S. Korea Accepts North’s Talks Proposal
South Korea agreed Wednesday to North Korea’s proposal for high-level political and military talks to ease tension with the eventual goal of reuniting the rival nations after more than 43 years.
Prime Minister Kang Young Hoon accepted North Korea’s Nov. 16 proposal. He suggested in a letter to his North Korean counterpart, Yon Hyung Muk, that they head seven-member delegations to alternating talks in Seoul, capital of South Korea, and Pyongyang, capital of North Korea.
Kang offered to discuss the ending of mutual vilification, the building of “mutual trust in military matters” and promoting exchanges in various areas.
He also suggested discussing a meeting between South Korean President Roh Tae Woo and North Korean President Kim Il Sung.
Delivered at Panmunjom
“To wipe out mutual distrust and restore trust between them, the two Koreas should recognize each other’s ideologies and systems, conduct dialogue on the basis of mutual respect and non-interference and develop cooperative relations on the principle of mutuality,” Kang said in the letter, which was delivered to North Korea at the Panmunjom truce site in the demilitarized zone.
Kang also asked that preparatory contacts be made in Panmunjom in February to discuss procedural matters for the proposed prime ministers’ talks.
North Korea had proposed wide-ranging talks on reducing military strength, but South Korea did not mention troop reduction, and its proposal was more vague.
Kang specifically did not refer to Pyongyang’s proposal of discussions on the withdrawal of U.S. troops from South Korea. About 42,000 U.S. troops are in South Korea under a mutual defense pact.
He indirectly rejected North Korea’s bid for three-way talks by saying in his letter that Korean peace and unification are basically “our national problems that should be resolved between the two parties concerned.”
On Dec. 20, North Korea renewed its bid for tripartite talks involving the two Koreas and the United States to discuss an American pullout and a mutual reduction of the two Koreas’ armed forces. North Korea says the American military presence hinders Korean unification.
South Korea said the prime ministers should head the delegations, but North Korea had proposed deputy prime ministers. Procedural matters have been a major problem in arranging inter-Korean talks in the past.
The Koreas each have been pressing major initiatives to end their long, bitter confrontation.

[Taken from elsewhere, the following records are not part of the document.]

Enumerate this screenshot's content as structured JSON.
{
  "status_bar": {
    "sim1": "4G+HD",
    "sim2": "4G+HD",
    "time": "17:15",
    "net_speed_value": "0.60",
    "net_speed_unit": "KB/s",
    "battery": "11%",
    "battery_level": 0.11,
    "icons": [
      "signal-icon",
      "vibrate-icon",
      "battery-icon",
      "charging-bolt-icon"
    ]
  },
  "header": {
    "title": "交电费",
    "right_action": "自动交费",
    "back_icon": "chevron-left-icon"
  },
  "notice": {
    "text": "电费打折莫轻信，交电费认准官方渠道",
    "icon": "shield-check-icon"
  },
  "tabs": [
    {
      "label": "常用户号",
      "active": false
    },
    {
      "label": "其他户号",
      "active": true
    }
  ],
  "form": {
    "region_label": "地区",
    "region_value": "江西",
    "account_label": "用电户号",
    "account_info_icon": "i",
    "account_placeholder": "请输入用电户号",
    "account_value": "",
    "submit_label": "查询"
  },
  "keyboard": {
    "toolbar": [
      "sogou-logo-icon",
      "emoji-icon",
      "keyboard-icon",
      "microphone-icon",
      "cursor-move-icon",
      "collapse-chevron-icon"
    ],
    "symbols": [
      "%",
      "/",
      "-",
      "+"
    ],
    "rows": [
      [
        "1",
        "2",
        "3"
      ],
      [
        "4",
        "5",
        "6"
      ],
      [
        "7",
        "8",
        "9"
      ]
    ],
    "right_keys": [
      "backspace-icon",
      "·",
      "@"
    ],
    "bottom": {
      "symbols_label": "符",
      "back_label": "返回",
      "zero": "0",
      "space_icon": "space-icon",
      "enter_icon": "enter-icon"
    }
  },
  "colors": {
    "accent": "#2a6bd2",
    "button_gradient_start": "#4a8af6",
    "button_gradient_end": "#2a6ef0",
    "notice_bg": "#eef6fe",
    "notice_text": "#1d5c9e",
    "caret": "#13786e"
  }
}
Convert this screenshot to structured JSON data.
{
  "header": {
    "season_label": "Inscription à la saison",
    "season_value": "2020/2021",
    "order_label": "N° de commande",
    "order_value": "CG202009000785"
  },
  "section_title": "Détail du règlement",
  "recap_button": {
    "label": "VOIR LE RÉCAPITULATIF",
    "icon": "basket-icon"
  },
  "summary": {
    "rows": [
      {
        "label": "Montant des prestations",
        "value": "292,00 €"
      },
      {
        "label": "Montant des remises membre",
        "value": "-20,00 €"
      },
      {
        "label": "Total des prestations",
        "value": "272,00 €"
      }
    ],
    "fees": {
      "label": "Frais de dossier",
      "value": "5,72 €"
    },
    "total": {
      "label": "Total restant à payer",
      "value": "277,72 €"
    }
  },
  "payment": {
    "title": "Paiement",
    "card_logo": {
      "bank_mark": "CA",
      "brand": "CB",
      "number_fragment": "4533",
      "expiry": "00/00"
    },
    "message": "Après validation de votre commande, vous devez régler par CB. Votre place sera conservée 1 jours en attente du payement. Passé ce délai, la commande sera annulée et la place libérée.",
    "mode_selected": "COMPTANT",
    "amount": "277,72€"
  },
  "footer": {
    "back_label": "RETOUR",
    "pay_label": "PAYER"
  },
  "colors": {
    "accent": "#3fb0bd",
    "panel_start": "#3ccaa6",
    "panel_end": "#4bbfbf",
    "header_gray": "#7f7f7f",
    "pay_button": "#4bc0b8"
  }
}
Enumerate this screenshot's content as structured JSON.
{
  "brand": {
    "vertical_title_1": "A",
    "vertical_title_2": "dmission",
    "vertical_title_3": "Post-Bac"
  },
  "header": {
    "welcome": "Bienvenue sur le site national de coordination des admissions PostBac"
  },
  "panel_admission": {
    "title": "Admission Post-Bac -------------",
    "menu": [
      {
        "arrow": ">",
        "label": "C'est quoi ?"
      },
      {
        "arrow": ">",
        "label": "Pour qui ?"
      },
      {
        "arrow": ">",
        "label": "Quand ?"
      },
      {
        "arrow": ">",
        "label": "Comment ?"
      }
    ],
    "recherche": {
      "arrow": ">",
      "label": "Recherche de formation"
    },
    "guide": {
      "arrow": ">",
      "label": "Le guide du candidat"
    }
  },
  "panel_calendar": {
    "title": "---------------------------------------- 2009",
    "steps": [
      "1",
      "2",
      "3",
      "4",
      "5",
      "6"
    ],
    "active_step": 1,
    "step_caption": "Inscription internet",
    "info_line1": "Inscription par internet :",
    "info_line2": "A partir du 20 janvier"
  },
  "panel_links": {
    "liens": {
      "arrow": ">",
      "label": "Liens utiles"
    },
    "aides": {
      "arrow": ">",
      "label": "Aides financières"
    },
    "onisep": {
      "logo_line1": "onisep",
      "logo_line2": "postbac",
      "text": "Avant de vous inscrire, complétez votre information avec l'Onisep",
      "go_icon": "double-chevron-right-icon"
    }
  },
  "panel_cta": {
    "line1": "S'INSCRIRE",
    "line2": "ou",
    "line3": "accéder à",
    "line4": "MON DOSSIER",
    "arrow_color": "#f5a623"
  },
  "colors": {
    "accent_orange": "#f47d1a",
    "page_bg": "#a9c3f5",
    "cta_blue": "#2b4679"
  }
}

Delegations of lawmakers from both sides planned to resume negotiations today in Panmunjom to clear the way for full-scale parliamentary talks on nonaggression and other matters. South Korea expects the full talks to be held next spring.
Talks held intermittently since 1972 on reducing tension failed to make progress.
Seoul officials have expressed mistrust about North Korea’s intentions. They say North Korea’s insistence on discussing withdrawal of U.S. troops indicates that Pyongyang may be using the talks to try to weaken South Korea.
The two Koreas have hundreds of thousand of troops facing each other along the 150-mile border. The border is sealed, and the only communication link is a hot line.
U.S. and Soviet forces divided the Korean Peninsula when they ended the Japanese occupation at the end of World War II in 1945. North Korea invaded South Korea in 1950, starting the three-year Korean War.